A team of Harvard astronomers led by Li Zeng has recently showed that extrasolar planets which are between 2 to 4 times larger than Earth might have a large water percentage on their surface. These findings were shared during the Goldschmidt 2018 conference in Boston, Massachusets which took place on the 17th of August.
It was in 1992 that exoplanets were found orbiting around other stars. Since then, there was an increased interest in finding out what these planets were made of and whether they were able of sustaining life or not.
The Kepler Space Telescope from NASA teamed up with ESA’s Gaia satellite to provide new data to be analyzed. It seems that there are a lot of extrasolar planets which contain more than 50% water. This is incredible when we compare it to our Earth, which has only 0.02% water (when we consider its weight).

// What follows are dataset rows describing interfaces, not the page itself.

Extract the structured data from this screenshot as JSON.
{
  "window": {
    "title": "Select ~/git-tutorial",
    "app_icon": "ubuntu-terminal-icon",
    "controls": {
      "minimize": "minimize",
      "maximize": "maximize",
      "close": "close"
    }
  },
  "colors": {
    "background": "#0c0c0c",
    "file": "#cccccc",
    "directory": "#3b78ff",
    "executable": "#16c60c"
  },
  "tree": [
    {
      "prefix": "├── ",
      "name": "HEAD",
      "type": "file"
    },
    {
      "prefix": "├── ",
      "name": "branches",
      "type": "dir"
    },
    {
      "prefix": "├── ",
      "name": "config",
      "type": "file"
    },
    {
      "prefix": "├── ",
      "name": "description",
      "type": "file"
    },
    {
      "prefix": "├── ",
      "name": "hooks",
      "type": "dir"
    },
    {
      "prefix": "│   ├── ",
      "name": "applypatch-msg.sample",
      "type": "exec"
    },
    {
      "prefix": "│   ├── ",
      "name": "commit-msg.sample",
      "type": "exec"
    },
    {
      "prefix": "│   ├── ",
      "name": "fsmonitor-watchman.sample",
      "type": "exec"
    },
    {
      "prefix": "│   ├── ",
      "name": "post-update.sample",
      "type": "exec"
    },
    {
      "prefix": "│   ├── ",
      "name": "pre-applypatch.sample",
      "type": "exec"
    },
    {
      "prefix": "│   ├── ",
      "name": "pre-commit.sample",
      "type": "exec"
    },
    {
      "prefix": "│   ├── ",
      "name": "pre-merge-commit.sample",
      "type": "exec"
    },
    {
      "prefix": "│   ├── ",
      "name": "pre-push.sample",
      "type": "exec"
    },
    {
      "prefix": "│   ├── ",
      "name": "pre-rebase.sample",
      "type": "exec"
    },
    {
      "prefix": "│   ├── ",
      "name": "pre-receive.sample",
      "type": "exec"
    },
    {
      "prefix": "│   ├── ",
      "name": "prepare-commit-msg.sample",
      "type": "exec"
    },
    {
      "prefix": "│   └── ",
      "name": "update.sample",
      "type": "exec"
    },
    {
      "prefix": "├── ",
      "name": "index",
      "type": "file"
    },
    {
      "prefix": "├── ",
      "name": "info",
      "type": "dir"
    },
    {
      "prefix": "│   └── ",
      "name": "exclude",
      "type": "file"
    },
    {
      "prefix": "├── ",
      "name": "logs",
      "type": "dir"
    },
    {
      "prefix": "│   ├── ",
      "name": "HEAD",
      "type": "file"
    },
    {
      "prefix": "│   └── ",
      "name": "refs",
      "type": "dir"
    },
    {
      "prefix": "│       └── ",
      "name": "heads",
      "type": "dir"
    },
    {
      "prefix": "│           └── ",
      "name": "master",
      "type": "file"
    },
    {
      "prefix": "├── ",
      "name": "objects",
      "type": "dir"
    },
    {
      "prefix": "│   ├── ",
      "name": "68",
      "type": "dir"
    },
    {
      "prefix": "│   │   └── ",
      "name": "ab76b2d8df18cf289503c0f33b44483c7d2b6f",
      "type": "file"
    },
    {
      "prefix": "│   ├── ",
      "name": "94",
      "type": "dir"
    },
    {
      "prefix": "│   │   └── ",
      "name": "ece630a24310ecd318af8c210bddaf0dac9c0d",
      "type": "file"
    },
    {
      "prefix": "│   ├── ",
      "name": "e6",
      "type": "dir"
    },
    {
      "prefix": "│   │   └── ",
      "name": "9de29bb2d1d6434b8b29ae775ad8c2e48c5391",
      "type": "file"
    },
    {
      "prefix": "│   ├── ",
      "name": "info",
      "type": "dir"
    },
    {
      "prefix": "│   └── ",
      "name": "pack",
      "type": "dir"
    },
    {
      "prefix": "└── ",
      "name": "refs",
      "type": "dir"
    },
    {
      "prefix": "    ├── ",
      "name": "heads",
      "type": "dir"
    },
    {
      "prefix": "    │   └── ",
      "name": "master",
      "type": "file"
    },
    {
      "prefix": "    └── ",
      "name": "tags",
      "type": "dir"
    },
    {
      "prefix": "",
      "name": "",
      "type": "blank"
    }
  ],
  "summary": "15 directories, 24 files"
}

Dr Zeng stated how surprising it was to find out that such water-worlds exist and in such a big number too. So far, 4000 confirmed or candidate exoplanets were discovered. Many of them fall into one of two categories. Both are compared to Earth: the first one includes a planetary radius 1.5 bigger than the Earths, while for the second one a 2.5 degree of comparison was used.
This team of scientists concluded that the first category consists of mostly rocky planets while the second one is filled with water-worlds. While water is definitely there, don’t expect it to be as it is present here, on our planet. That’s because the temperature on these planets varies between 200 to 500 degrees Celsius.
This means that water is mostly present in its gaseous state, only a thin liquid layer being present on their surface. Deeper into the planet we would find high-pressure ice formations before we come across the planet’s core.